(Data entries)
■ ■ ■ ■ ■
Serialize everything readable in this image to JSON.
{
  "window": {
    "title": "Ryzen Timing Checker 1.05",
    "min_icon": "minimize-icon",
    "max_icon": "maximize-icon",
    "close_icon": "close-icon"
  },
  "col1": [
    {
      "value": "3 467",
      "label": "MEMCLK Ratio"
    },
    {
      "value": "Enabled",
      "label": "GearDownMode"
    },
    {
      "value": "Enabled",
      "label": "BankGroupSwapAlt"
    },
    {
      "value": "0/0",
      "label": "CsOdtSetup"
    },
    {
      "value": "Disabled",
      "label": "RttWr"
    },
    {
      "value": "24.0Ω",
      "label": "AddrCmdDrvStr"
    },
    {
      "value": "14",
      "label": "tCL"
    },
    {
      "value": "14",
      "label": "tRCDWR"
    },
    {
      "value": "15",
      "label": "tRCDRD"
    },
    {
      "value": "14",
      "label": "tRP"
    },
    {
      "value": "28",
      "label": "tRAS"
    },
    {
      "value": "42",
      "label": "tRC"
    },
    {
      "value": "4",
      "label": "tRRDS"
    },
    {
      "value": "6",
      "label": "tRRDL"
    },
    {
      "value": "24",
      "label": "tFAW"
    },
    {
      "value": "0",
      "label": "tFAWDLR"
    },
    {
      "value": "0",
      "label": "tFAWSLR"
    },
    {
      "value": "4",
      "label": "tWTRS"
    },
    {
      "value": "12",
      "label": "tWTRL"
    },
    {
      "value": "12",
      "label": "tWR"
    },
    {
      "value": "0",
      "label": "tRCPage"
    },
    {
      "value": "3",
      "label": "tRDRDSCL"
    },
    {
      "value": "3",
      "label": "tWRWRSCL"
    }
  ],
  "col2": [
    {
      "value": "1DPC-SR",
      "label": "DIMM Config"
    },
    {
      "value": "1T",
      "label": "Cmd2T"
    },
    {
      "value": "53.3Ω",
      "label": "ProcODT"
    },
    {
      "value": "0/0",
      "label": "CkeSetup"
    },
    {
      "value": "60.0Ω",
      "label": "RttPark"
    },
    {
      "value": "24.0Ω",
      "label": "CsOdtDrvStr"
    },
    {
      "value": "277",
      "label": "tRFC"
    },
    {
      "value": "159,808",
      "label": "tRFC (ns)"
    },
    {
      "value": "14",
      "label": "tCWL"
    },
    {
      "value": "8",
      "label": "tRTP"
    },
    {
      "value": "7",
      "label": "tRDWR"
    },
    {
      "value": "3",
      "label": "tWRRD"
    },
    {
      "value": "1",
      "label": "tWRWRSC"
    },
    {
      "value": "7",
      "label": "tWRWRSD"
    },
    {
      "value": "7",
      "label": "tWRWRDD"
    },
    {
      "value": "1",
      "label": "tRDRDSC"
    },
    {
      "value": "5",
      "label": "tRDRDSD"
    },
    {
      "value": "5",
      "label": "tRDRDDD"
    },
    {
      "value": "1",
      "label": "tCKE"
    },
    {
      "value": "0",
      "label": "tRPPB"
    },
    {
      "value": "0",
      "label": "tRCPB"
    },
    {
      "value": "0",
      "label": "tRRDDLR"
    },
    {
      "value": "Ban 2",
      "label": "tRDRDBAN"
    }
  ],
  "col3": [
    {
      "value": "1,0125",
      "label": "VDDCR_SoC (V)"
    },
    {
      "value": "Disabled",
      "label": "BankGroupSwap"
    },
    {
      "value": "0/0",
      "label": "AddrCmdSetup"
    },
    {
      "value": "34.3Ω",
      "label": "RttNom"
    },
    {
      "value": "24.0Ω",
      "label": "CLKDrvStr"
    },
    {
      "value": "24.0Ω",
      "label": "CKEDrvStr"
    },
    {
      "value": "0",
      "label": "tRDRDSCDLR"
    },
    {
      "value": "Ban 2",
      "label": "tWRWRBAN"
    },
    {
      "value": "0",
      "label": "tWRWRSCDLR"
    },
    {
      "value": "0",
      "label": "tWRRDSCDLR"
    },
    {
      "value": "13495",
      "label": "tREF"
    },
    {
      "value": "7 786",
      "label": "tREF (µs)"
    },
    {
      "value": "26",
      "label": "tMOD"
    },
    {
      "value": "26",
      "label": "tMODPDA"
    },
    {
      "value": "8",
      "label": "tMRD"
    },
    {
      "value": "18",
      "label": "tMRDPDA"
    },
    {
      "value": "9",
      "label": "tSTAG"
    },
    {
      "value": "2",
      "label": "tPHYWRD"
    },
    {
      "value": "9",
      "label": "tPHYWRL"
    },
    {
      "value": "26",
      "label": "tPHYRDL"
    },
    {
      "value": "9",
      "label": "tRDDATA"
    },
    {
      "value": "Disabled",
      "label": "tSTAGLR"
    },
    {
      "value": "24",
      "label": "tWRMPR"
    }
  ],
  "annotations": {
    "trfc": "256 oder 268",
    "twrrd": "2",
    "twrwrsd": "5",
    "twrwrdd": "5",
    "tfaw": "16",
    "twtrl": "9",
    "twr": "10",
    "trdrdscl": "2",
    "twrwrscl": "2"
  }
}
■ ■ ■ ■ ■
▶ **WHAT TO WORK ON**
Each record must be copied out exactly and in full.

▶ **RESPONSE**
Serialize everything readable in this image to JSON.
{
  "window": {
    "title": "Ryzen Timing Checker 1.05",
    "min_icon": "minimize-icon",
    "max_icon": "maximize-icon",
    "close_icon": "close-icon"
  },
  "col1": [
    {
      "value": "3 467",
      "label": "MEMCLK Ratio"
    },
    {
      "value": "Enabled",
      "label": "GearDownMode"
    },
    {
      "value": "Enabled",
      "label": "BankGroupSwapAlt"
    },
    {
      "value": "0/0",
      "label": "CsOdtSetup"
    },
    {
      "value": "Disabled",
      "label": "RttWr"
    },
    {
      "value": "24.0Ω",
      "label": "AddrCmdDrvStr"
    },
    {
      "value": "14",
      "label": "tCL"
    },
    {
      "value": "14",
      "label": "tRCDWR"
    },
    {
      "value": "15",
      "label": "tRCDRD"
    },
    {
      "value": "14",
      "label": "tRP"
    },
    {
      "value": "28",
      "label": "tRAS"
    },
    {
      "value": "42",
      "label": "tRC"
    },
    {
      "value": "4",
      "label": "tRRDS"
    },
    {
      "value": "6",
      "label": "tRRDL"
    },
    {
      "value": "24",
      "label": "tFAW"
    },
    {
      "value": "0",
      "label": "tFAWDLR"
    },
    {
      "value": "0",
      "label": "tFAWSLR"
    },
    {
      "value": "4",
      "label": "tWTRS"
    },
    {
      "value": "12",
      "label": "tWTRL"
    },
    {
      "value": "12",
      "label": "tWR"
    },
    {
      "value": "0",
      "label": "tRCPage"
    },
    {
      "value": "3",
      "label": "tRDRDSCL"
    },
    {
      "value": "3",
      "label": "tWRWRSCL"
    }
  ],
  "col2": [
    {
      "value": "1DPC-SR",
      "label": "DIMM Config"
    },
    {
      "value": "1T",
      "label": "Cmd2T"
    },
    {
      "value": "53.3Ω",
      "label": "ProcODT"
    },
    {
      "value": "0/0",
      "label": "CkeSetup"
    },
    {
      "value": "60.0Ω",
      "label": "RttPark"
    },
    {
      "value": "24.0Ω",
      "label": "CsOdtDrvStr"
    },
    {
      "value": "277",
      "label": "tRFC"
    },
    {
      "value": "159,808",
      "label": "tRFC (ns)"
    },
    {
      "value": "14",
      "label": "tCWL"
    },
    {
      "value": "8",
      "label": "tRTP"
    },
    {
      "value": "7",
      "label": "tRDWR"
    },
    {
      "value": "3",
      "label": "tWRRD"
    },
    {
      "value": "1",
      "label": "tWRWRSC"
    },
    {
      "value": "7",
      "label": "tWRWRSD"
    },
    {
      "value": "7",
      "label": "tWRWRDD"
    },
    {
      "value": "1",
      "label": "tRDRDSC"
    },
    {
      "value": "5",
      "label": "tRDRDSD"
    },
    {
      "value": "5",
      "label": "tRDRDDD"
    },
    {
      "value": "1",
      "label": "tCKE"
    },
    {
      "value": "0",
      "label": "tRPPB"
    },
    {
      "value": "0",
      "label": "tRCPB"
    },
    {
      "value": "0",
      "label": "tRRDDLR"
    },
    {
      "value": "Ban 2",
      "label": "tRDRDBAN"
    }
  ],
  "col3": [
    {
      "value": "1,0125",
      "label": "VDDCR_SoC (V)"
    },
    {
      "value": "Disabled",
      "label": "BankGroupSwap"
    },
    {
      "value": "0/0",
      "label": "AddrCmdSetup"
    },
    {
      "value": "34.3Ω",
      "label": "RttNom"
    },
    {
      "value": "24.0Ω",
      "label": "CLKDrvStr"
    },
    {
      "value": "24.0Ω",
      "label": "CKEDrvStr"
    },
    {
      "value": "0",
      "label": "tRDRDSCDLR"
    },
    {
      "value": "Ban 2",
      "label": "tWRWRBAN"
    },
    {
      "value": "0",
      "label": "tWRWRSCDLR"
    },
    {
      "value": "0",
      "label": "tWRRDSCDLR"
    },
    {
      "value": "13495",
      "label": "tREF"
    },
    {
      "value": "7 786",
      "label": "tREF (µs)"
    },
    {
      "value": "26",
      "label": "tMOD"
    },
    {
      "value": "26",
      "label": "tMODPDA"
    },
    {
      "value": "8",
      "label": "tMRD"
    },
    {
      "value": "18",
      "label": "tMRDPDA"
    },
    {
      "value": "9",
      "label": "tSTAG"
    },
    {
      "value": "2",
      "label": "tPHYWRD"
    },
    {
      "value": "9",
      "label": "tPHYWRL"
    },
    {
      "value": "26",
      "label": "tPHYRDL"
    },
    {
      "value": "9",
      "label": "tRDDATA"
    },
    {
      "value": "Disabled",
      "label": "tSTAGLR"
    },
    {
      "value": "24",
      "label": "tWRMPR"
    }
  ],
  "annotations": {
    "trfc": "256 oder 268",
    "twrrd": "2",
    "twrwrsd": "5",
    "twrwrdd": "5",
    "tfaw": "16",
    "twtrl": "9",
    "twr": "10",
    "trdrdscl": "2",
    "twrwrscl": "2"
  }
}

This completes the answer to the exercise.